The same line-up recorded Eskaton’s last album released after a few more years of gigging in 1983. Fiction (E 38301) shows Eskaton dropping many of their overt Magma references and showing more experimentation with keyboards and especially synthesizer. The music is very cathartic and anthemic, with the vocalists taking each other to new heights. By this point it seemed that the band were moving more and more away from their roots into a distinct and original direction. Unfortunately, Fiction would be their last. After Gilles Rozenberg departed in 1984 (Paule Kleynnaert would double on keys from then on) the band would go on to record their fourth effort I Care in 1985. Unfortunately (besides a track on the cassette compilation Preludes and the track “La Lutte” which was included on Musea’s Enneade compilation in 1986), the band would no longer see its music released, and eventually somewhat disbanded in the late 80′s. Although the musicians still keep in contact, there are no immediate plans for the future.
Eskaton were one of the greatest of all of the French rock groups, the Magma references seem incidental in the light of the very powerful music they created for themselves and their audience. All of their music comes highly recommended.
Originally published in Exposé #8, p. 22, written by Bertrand Dusanter and Mike McLatchey
Twenty years later… The time of a thousand lives, the time of a single dream. The inferno lit up long ago burning still No ashes. Impossible ashes. With the long lasting life of radioactive elements, Emotions and energy remain. Only natural. Facts are stubborn : Despairing, fearing and dreaming remain shared by one and all. This was not an easy tale to tell. This is one still difficult to live through.
“Human, too human” The lowest attack on Eskaton was to call it messianic. Today,looking back, we’d say “International reporter” Nothing has moved. Everything is different. A belief remains, a blinding and incredible belief That we will have to mutate or die That Man is this rope strung between the worst and the best.

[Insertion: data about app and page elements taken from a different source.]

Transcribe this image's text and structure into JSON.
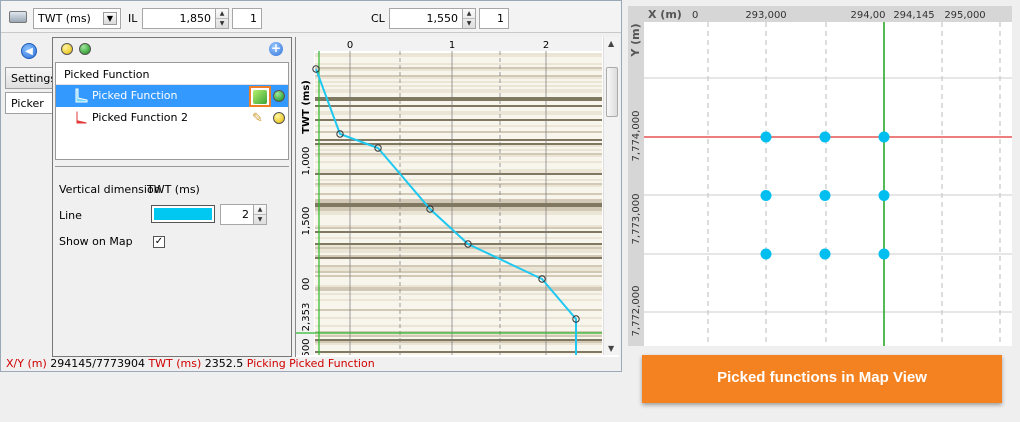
{
  "toolbar": {
    "domain_select": "TWT (ms)",
    "il_label": "IL",
    "il_value": "1,850",
    "il_step": "1",
    "cl_label": "CL",
    "cl_value": "1,550",
    "cl_step": "1"
  },
  "tabs": [
    {
      "label": "Settings"
    },
    {
      "label": "Picker"
    }
  ],
  "picker": {
    "list_header": "Picked Function",
    "items": [
      {
        "label": "Picked Function",
        "selected": true,
        "status": "green"
      },
      {
        "label": "Picked Function 2",
        "selected": false,
        "status": "yellow"
      }
    ],
    "props": {
      "vertical_dimension_label": "Vertical dimension",
      "vertical_dimension_value": "TWT (ms)",
      "line_label": "Line",
      "line_color": "#00c8f0",
      "line_width": "2",
      "show_on_map_label": "Show on Map",
      "show_on_map": true
    }
  },
  "section_plot": {
    "x_ticks": [
      "0",
      "1",
      "2"
    ],
    "y_axis_label": "TWT (ms)",
    "y_ticks": [
      "1,000",
      "1,500",
      "00",
      "2,353",
      "500"
    ],
    "picked_twt_label": "2,353",
    "curve_color": "#1ec8f0",
    "cursor_color": "#2db82d"
  },
  "status": {
    "xy_label": "X/Y (m)",
    "xy_value": "294145/7773904",
    "twt_label": "TWT (ms)",
    "twt_value": "2352.5",
    "message": "Picking Picked Function"
  },
  "map": {
    "x_axis_label": "X (m)",
    "y_axis_label": "Y (m)",
    "x_ticks": [
      "0",
      "293,000",
      "294,00",
      "294,145",
      "295,000"
    ],
    "y_ticks": [
      "7,774,000",
      "7,773,000",
      "7,772,000"
    ],
    "cursor_x_label": "294,145",
    "red_line_color": "#e03030",
    "green_line_color": "#2aa82a",
    "point_color": "#00bff0",
    "points": [
      {
        "x": 293000,
        "y": 7774000
      },
      {
        "x": 293500,
        "y": 7774000
      },
      {
        "x": 294000,
        "y": 7774000
      },
      {
        "x": 293000,
        "y": 7773500
      },
      {
        "x": 293500,
        "y": 7773500
      },
      {
        "x": 294000,
        "y": 7773500
      },
      {
        "x": 293000,
        "y": 7773000
      },
      {
        "x": 293500,
        "y": 7773000
      },
      {
        "x": 294000,
        "y": 7773000
      }
    ]
  },
  "banner": {
    "label": "Picked functions in Map View"
  }
}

So then, dear friend, listen to this cathedral of sounds, This torrent of emotions, these mathematics of the heart, And be assured that they are about your love of life, And that this love is shared…
Liner notes from Marc ROZENBERG for the CD reissue (January 2003)